Samsung Claims Tablet-Like Device in '2001: A Space Odyssey' Invalidates Apple Patent
Here's an interesting defense in the Samsung-Apple patent battle: Samsung claims iPad-like tablets have already been established as "prior art," thanks to a scene in Stanley Kubrick's 2001: A Space Odyssey.
If you're not up-to-date on the patent battle, here's what's going on: Apple claims that Samsung's Galaxy line of phones and tablets infringes on Apple's intellectual property. Among other things, Apple says the Galaxy line's "trade dress" or visual appearance is too similar. Well, Samsung disagrees--and they're pointing to 2001: A Space Odyssey as justification.
In one of the Space Odyssey scenes, two astronauts are eating together. Each has a thin, tablet-like display next to his meal tray. Because the film was released in 1968--long before Apple designed the iPad--Samsung argues that Space Odyssey establishes iPad-like tablets as "prior art," thereby invalidating one of Apple's patents.
"As with the design claimed by the D’889 Patent, the tablet disclosed in the clip has an overall rectangular shape with a dominant display screen, narrow borders, a predominately flat front surface, a flat back surface (which is evident because the tablets are lying flat on the table's surface), and a thin form factor," Samsung's legal team writes.
This curious legal argument was noticed by Florian Mueller, who writes about technology at the FOSS Patents blog.
"It would be amazing if the court agreed with Samsung that this constitutes prior art for that particular iPad-related design patent," Mueller writes.
I'm not a patent lawyer, so I'm not sure whether it's possible to cite science fiction as "prior art" in an intellectual property lawsuit. Either way, I see one other flaw in Samsung's argument: At no point in the film clip do either of the astronauts interact with their displays. The so-called tablets act only as portable video monitors, not touch-screen computers.

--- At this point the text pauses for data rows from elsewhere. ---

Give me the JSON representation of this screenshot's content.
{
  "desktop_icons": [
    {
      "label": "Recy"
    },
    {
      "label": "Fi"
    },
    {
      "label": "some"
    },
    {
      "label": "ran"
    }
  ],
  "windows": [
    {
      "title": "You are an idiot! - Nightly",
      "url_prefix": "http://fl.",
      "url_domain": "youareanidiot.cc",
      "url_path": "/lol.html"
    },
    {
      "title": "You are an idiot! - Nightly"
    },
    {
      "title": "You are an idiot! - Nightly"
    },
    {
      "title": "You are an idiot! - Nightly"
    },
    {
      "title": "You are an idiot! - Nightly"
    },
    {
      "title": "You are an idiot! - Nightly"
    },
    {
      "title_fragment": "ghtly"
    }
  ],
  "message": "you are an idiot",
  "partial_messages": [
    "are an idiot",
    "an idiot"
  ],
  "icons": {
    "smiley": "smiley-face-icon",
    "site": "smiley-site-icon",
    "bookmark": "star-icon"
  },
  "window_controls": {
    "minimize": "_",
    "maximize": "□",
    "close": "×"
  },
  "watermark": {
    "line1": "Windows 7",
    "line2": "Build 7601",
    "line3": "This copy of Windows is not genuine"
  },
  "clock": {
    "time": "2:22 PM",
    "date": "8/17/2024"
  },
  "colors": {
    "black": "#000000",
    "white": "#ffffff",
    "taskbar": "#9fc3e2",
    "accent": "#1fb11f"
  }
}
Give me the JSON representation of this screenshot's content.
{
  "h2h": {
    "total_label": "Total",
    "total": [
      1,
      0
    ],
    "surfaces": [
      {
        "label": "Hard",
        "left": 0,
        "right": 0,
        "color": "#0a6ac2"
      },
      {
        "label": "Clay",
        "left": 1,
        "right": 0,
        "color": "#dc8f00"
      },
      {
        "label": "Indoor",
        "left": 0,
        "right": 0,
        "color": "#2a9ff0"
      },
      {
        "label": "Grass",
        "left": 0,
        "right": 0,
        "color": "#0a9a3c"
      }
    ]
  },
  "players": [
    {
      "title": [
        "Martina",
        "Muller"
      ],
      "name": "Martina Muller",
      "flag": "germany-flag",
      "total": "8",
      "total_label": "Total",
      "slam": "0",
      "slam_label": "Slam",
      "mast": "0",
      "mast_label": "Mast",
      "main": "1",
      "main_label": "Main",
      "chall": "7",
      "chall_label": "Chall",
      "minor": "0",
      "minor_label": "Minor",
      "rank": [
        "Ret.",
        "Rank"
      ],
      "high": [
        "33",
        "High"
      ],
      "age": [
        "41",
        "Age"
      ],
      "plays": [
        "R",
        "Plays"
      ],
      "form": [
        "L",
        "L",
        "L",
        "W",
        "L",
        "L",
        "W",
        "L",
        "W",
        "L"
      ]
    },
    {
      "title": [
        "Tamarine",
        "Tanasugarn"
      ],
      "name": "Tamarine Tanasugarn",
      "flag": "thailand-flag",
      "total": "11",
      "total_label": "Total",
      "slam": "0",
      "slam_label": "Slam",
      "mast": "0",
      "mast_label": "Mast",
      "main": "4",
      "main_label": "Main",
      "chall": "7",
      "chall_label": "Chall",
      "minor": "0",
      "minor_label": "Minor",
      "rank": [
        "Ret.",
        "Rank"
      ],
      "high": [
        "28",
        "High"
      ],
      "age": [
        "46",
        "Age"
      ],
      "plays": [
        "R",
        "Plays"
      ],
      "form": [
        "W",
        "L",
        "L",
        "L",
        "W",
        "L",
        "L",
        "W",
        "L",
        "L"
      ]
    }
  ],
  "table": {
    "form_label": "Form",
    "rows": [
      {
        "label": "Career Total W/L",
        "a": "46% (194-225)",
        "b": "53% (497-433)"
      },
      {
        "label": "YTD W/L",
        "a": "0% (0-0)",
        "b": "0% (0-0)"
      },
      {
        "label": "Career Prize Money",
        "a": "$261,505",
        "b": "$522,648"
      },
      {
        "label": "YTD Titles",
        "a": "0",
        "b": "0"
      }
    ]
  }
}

But this is just one exhibit among many that Samsung filed as part of its defense, so I doubt it'll have much bearing on the U.S. District Court's decision. Let's just take it for what it is: a bizarre nod to geekiness in what is otherwise a very serious matter for Samsung and Apple.